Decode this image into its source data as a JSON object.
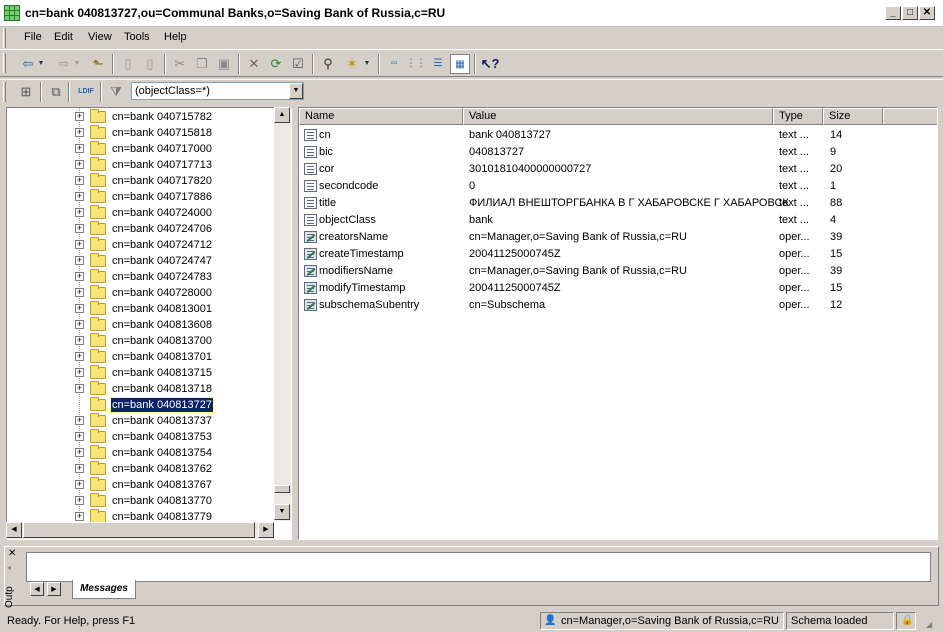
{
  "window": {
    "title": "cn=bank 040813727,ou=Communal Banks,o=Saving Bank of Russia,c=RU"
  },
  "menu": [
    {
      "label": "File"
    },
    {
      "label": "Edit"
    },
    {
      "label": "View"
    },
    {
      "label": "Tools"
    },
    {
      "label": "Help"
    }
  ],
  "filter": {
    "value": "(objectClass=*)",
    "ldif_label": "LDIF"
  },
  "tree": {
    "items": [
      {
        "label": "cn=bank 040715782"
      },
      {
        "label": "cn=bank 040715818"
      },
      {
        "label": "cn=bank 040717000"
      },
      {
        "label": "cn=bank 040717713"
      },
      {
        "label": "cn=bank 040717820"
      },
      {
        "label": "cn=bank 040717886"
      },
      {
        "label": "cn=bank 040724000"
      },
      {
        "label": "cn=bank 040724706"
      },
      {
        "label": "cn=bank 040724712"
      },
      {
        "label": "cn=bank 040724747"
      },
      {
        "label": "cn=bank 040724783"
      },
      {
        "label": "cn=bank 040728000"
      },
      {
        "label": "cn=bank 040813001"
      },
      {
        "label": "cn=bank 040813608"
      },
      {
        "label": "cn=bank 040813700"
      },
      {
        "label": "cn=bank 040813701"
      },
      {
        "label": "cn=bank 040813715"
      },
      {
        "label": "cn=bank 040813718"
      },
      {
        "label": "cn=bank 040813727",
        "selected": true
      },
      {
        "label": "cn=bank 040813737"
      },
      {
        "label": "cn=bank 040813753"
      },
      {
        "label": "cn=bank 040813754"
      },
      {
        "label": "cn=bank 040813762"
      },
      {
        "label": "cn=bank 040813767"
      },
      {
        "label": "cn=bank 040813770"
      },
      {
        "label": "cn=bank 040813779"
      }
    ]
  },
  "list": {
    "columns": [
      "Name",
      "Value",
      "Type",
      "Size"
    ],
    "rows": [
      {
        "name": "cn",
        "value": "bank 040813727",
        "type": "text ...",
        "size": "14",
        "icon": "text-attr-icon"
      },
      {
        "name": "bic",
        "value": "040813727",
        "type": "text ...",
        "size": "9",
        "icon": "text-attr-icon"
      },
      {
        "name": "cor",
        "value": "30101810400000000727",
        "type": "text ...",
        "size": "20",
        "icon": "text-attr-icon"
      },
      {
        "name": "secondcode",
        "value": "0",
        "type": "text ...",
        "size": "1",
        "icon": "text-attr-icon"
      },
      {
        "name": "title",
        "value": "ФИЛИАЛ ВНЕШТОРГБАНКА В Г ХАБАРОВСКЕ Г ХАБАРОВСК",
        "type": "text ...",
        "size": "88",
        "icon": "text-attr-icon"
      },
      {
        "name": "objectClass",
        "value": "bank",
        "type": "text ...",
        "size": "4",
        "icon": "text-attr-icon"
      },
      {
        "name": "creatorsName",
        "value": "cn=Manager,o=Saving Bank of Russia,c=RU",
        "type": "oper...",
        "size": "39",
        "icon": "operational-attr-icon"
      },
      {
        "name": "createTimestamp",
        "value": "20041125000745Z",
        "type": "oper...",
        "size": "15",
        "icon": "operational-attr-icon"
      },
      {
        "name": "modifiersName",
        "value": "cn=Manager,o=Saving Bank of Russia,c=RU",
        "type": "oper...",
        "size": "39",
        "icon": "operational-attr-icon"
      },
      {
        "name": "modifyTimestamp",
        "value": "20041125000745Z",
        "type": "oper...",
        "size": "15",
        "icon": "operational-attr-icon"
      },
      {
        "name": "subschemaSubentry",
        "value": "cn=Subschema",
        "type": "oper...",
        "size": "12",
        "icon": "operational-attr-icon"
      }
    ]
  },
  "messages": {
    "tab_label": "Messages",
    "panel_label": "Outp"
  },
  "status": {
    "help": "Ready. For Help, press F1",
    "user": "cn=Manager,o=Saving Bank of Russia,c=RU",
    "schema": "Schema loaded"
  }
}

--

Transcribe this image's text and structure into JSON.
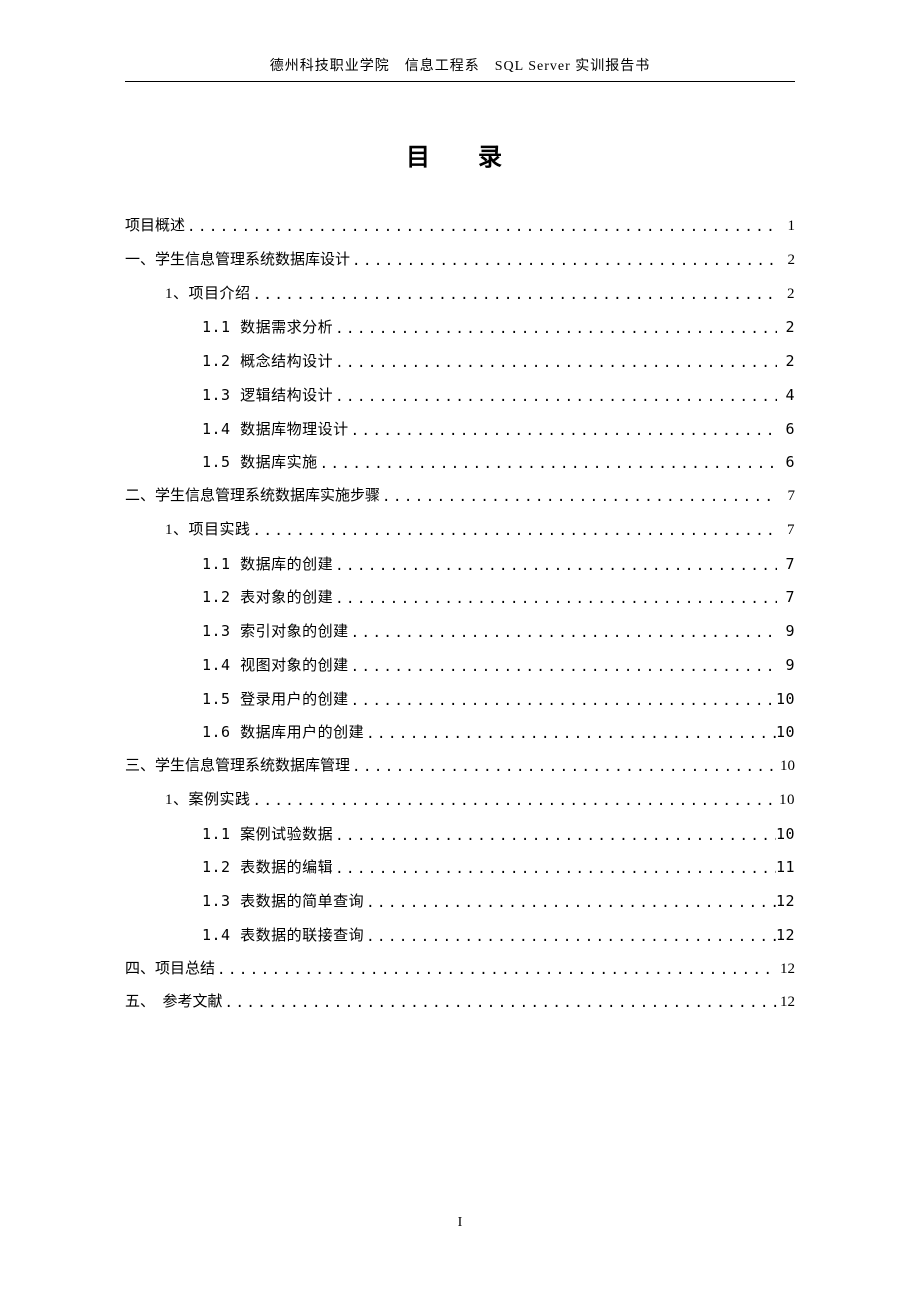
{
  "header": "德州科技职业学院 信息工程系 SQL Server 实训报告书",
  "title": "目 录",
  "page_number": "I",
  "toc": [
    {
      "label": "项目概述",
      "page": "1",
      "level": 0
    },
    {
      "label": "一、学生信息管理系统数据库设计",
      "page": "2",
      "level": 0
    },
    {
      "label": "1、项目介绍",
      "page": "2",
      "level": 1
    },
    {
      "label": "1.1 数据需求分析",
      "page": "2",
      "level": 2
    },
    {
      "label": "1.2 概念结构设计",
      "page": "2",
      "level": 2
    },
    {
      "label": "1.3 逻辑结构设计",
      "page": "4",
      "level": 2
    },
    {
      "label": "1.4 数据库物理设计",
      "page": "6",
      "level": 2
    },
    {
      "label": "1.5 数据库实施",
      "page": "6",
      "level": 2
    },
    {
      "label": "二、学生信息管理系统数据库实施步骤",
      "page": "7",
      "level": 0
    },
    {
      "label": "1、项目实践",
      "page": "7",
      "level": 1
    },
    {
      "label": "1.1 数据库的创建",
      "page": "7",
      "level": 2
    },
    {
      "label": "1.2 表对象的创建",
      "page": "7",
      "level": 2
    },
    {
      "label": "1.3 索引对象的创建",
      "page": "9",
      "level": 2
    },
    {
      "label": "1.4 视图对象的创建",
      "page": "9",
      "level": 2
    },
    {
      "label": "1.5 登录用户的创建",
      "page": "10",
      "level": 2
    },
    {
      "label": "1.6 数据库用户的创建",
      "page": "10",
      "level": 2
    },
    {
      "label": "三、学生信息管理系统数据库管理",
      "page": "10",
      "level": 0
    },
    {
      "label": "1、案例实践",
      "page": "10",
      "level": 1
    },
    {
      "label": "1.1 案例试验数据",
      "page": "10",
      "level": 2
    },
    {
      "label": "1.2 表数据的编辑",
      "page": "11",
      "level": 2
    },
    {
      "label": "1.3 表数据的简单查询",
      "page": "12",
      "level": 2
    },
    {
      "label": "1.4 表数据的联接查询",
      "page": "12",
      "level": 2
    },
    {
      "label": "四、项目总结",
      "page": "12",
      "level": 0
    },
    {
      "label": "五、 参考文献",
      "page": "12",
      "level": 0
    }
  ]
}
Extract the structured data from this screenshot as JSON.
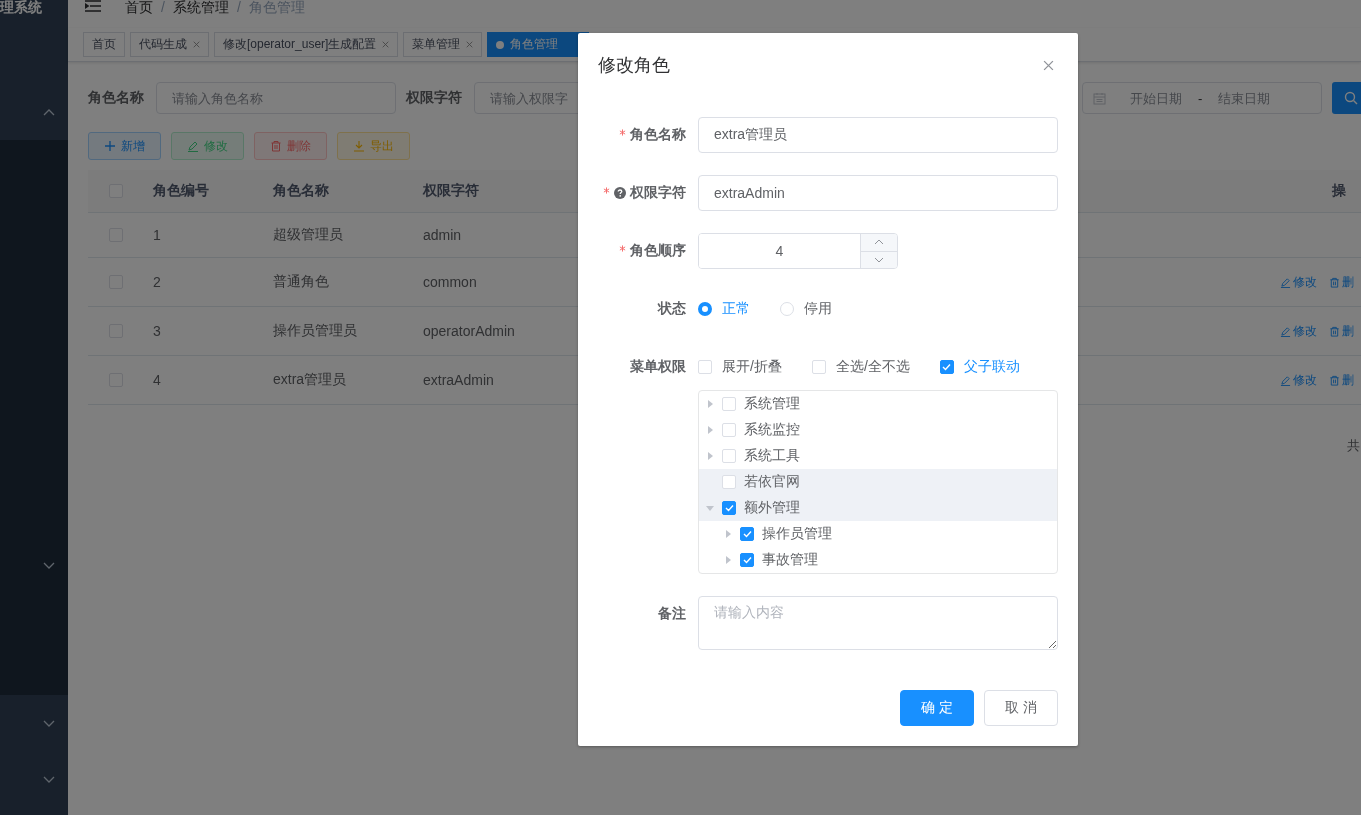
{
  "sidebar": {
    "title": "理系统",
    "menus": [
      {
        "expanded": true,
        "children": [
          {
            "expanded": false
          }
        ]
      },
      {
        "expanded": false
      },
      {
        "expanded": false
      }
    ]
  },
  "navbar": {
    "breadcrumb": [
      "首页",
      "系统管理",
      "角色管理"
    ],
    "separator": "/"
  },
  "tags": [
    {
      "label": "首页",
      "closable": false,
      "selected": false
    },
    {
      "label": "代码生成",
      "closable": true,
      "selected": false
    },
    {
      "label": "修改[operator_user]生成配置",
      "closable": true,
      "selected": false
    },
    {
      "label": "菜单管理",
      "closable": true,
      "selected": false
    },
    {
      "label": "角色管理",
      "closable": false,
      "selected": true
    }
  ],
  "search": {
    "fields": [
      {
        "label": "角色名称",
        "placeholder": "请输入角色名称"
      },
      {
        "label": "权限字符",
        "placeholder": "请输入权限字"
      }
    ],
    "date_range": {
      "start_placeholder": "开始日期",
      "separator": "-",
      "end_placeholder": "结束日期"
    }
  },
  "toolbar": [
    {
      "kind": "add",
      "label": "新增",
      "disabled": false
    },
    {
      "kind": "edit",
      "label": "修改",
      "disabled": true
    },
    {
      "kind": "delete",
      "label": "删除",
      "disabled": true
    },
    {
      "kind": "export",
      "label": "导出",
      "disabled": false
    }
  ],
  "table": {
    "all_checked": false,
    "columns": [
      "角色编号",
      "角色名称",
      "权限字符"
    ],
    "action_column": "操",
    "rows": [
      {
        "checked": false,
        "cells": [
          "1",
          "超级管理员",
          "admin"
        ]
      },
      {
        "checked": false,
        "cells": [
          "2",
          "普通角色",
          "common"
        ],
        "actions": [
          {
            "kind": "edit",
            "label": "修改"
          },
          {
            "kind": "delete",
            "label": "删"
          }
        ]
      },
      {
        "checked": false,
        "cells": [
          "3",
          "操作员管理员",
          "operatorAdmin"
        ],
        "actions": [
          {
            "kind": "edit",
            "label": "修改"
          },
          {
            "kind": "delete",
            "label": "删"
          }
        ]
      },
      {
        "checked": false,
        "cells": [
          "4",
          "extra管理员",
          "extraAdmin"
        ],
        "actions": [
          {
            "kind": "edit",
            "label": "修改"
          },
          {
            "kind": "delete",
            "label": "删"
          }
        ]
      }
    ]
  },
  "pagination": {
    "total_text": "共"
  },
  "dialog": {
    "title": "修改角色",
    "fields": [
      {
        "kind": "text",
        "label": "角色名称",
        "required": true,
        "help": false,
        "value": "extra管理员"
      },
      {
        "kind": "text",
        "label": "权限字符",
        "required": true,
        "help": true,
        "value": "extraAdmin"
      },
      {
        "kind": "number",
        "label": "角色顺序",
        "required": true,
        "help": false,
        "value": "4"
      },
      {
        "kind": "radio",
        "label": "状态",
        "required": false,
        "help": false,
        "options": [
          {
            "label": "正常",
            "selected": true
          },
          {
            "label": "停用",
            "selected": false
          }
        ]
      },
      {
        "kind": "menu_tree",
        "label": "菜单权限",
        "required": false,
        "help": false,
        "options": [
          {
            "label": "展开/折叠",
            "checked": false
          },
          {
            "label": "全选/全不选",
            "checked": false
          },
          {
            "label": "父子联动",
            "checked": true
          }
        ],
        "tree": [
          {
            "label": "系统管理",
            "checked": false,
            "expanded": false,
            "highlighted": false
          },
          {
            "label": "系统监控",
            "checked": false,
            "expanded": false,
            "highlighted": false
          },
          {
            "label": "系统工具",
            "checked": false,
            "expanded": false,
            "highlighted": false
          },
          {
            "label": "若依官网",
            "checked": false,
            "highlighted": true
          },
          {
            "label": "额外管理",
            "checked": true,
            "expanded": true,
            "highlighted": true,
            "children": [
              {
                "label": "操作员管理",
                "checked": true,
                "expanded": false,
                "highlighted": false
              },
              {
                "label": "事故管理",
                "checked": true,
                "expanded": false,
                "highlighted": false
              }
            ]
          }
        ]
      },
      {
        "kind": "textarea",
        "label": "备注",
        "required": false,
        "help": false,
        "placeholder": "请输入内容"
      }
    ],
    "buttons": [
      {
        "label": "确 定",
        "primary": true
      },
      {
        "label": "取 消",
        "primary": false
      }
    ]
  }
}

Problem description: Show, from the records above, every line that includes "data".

Completed exercise:
Decode this image into its source data as a JSON object.
Extract the structured data from this screenshot as JSON.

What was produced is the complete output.